Edward G. Danziger and his family fled their native Austria and the Nazi invasion in the late 1930s, making their new home in Chapel Hill. Following a stint in the U.S. Army, Ted and their father dug out the space that is now the restaurant, according to Ted’s brother, Erwin Danziger. The restaurant is directly below the Shrunken Head Gift Shop on Franklin Street, a space that once held the family Viennese candy shop, Danziger’s Old World Restaurant and Candy Kitchen.
The Chapel Hill Historical Society’s Jason Tomberlin, writing in the Chapel Hill News on April 20, 2008, related the story:
“Papa D’s wife and two children soon followed him to Chapel Hill, and the family settled down in the village, becoming an integral part of the community. After serving in the U.S. Army, Theodor M. Danziger, Papa D’s youngest son, returned to Chapel Hill and entered the restaurant business.

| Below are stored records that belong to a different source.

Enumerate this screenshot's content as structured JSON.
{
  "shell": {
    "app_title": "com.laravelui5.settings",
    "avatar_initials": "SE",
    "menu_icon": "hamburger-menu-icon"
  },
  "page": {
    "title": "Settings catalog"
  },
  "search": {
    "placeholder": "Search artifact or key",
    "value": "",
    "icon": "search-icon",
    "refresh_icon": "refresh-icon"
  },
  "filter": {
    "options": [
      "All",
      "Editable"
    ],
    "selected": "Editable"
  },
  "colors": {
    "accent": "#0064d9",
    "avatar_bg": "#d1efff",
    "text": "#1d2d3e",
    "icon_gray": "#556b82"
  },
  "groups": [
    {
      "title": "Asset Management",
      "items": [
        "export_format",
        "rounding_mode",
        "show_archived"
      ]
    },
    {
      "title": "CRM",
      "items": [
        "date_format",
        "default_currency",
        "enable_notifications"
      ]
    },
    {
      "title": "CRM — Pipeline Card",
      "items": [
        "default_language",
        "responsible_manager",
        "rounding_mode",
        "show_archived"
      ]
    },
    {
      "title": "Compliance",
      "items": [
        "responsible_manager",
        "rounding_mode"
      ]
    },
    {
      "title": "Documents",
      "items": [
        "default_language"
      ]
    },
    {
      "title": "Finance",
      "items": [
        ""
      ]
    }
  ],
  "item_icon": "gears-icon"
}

After deciding to utilize the area beneath Danziger’s candy shop, Ted began clearing out the basement and carting away excavated dirt one car-trunk load at a time. In 1948, the Rathskeller opened in the newly constructed “basement,” with its front door opening onto Amber Alley.”
“I as a young boy even had to bend over quite a bit to get in there,” Erwin Danziger said, recalling how the basement space used to create the restaurant was once a storage area for canned goods.
Danziger said they just kept digging, and over the years it turned from a one-room beer joint into a six-room restaurant. Ted would travel to Chicago to buy high-quality meat because there was no local market that could provide enough for the Rathskeller and the Danzigers’ other eating establishments, he said.
Following Ted’s death in 1965, his wife Bibi ran the restaurant until she died in 1990, when the estate took over day-to-day management. Local businessmen owned and operated the Rat from 1999 until 2008.
And since Fountain, the sole investor in the project, took on this effort, she has heard from many who are interested in the restaurant and said she is working to make it possible for more people to invest. Fountain said she even got a call from former Tar Heel basketball star and coach Phil Ford, asking how he could help with the restaurant’s return.
“Everybody feels like they own a piece of the Rat,” she said.
Just like the Rat’s founders, Fountain wants the restaurant to revolve around its people.
“Mr. and Mrs. Danziger did it right,” she said.
Amanda Ruehlen, a senior from Concord, N.C., is an assistant editor for the Reese Felts Digital News Project.